“Baby Boy has a trailer that makes it look like a lot of fun, like a celebration of the lifestyle it attacks,” Ebert wrote. “I was reminded of the trailer for Boyz N the Hood, which seemed to glorify guns and violence, although the movie deplored them. I asked Singleton about it at the time, and he said, ‘Maybe some kids will see the trailer and come to see the movie and leave with a lot of ideas they didn’t have before.'”
I sure hope the same is the case for The Wolf of Wall Street, which has a similar agenda. That anyone could miss the fact that this movie hates what Belfort and his ilk stand for is beyond me. It makes his lifestyle seem attractive, it seems to endorse it just by the fact that it shows how much fun it can be, but what some are mistaking for endorsement is in fact a challenge: Why, after we’ve seen all the deplorable things Jordan Belfort has done, does some part of us still want to live like this man? Because, if we’re having so much fun during so many stretches of this movie, that’s the only possible, honest conclusion.
Could the film be easily misinterpreted? Sure – and no artist is ever in full control of just how his or her art is received by an audience. Oliver Stone has expressed dismay at how his film Wall Street, intended to indict men like Gordon Gekko, instead inspired many men to want to be like him. There’s a good chance The Wolf of Wall Street might have the same effect – in fact, the movie even nods to the possibility in a sequence where Belfort worries about a harshly critical exposé on Stratton Oakmont published in Forbes, only to find his office flooded the next day with men who read the article and want desperately only to work for him.
And as at least one piece of anecdotal evidence, there’s this: Near the end of the movie, when Kyle Chandler’s FBI agent enters Belfort’s home with his “Don’t incriminate yourself” note and informs him he’s under arrest, there were audible “awwws” from people in the theater, which to me sounded like sincere expressions of sympathy. This was, keep in mind, after Belfort punched his wife in the stomach, snorted a pile of coke, and got in a car accident with his child while attempting to kidnap her. To elicit sympathy after that, you really do have to be a hell of a salesman.
In a recent speech during the Festival of Dangerous Ideas in Sydney, The Wire and Treme creator David Simon spoke at length about the horrifying economic divide growing in this and other developed countries. “The idea that the market is going to heed all of the human concerns and still maximize profit is juvenile,” he said. “It’s a juvenile notion and it’s still being argued in my country passionately and we’re going down the tubes.

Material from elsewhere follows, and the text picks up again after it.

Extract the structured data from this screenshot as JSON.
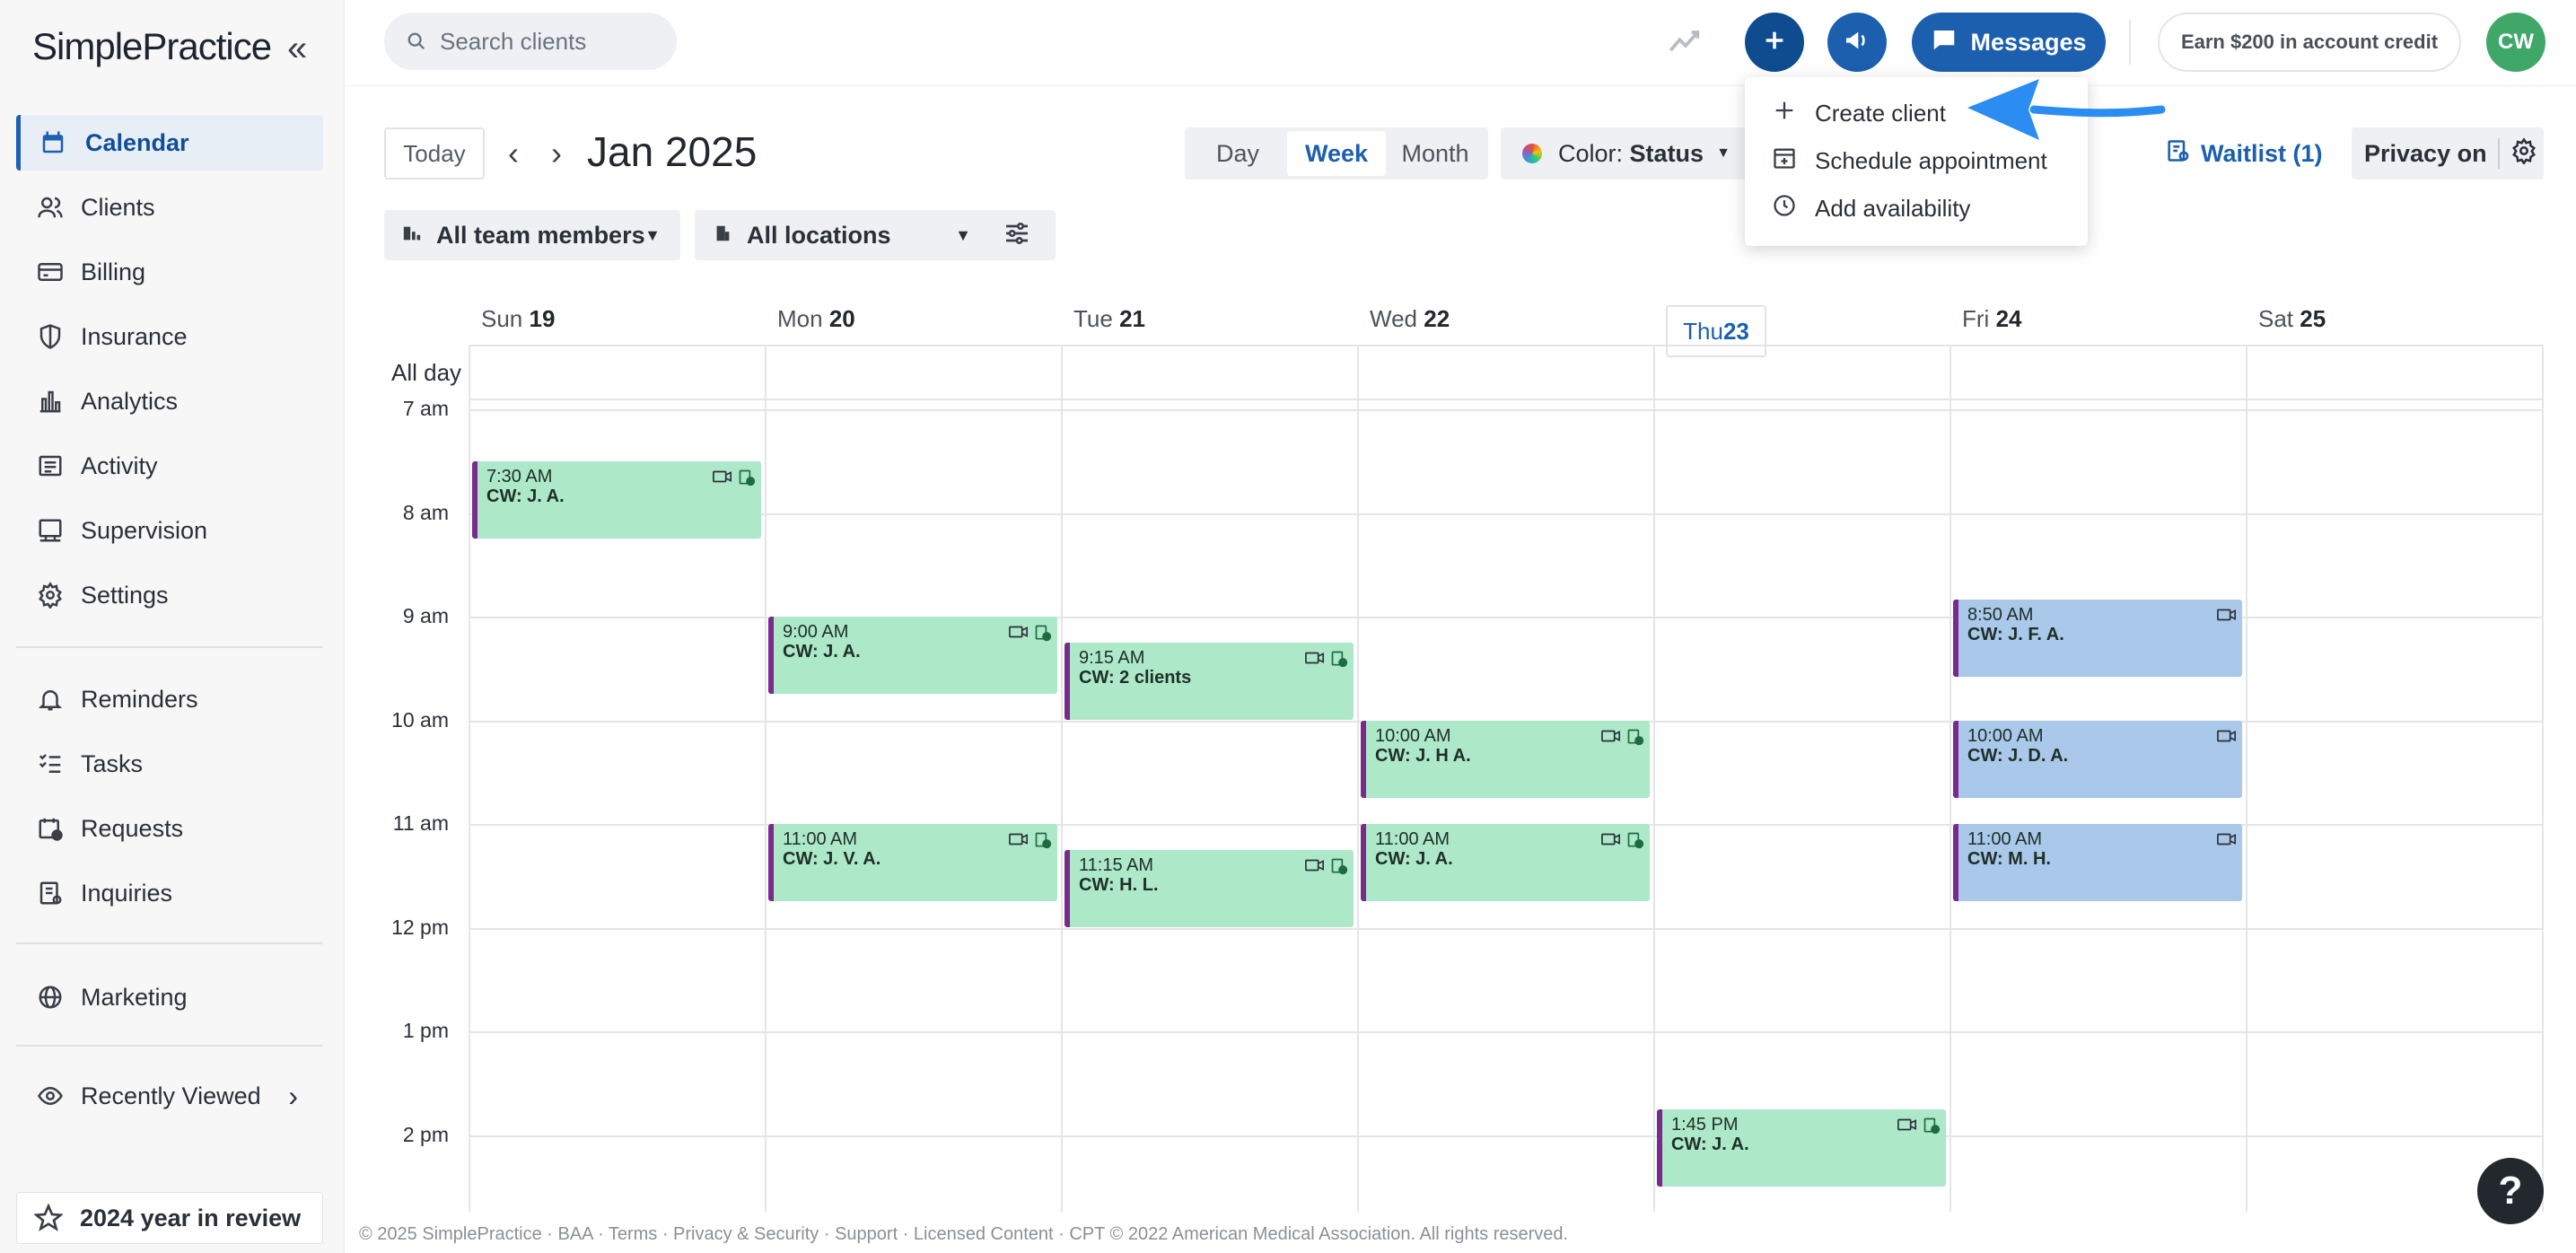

And it terrifies me because I’m astonished at how comfortable we are in absolving ourselves of what is basically a moral choice. Are we all in this together or are we all not?”
That, to me, is the defining question of our times, and The Wolf of Wall Street should in time be considered one of the defining movies about it. “I admit, when that bus was pulling into prison for the first time, I was terrified,” Belfort tells us near the end, moments before we see him playing tennis at a white-collar penitentiary where he spent a measly 36 months. “But I had no reason to be. For a moment I forgot – I’m rich.”
And that’s to say nothing about the true big fish, the people who caused far, far worse economic destruction on a worldwide scale five years ago and haven’t seen a day of prison time yet.
We need to remember: The reason men like Jordan Belfort don’t need to fear serious, proportional retribution for their crimes against society – the reason laws don’t exist to truly enforce such punishment – is because on some level, we all hope one day we’ll be rich, too. Until that changes, the wolves of Wall Street never will.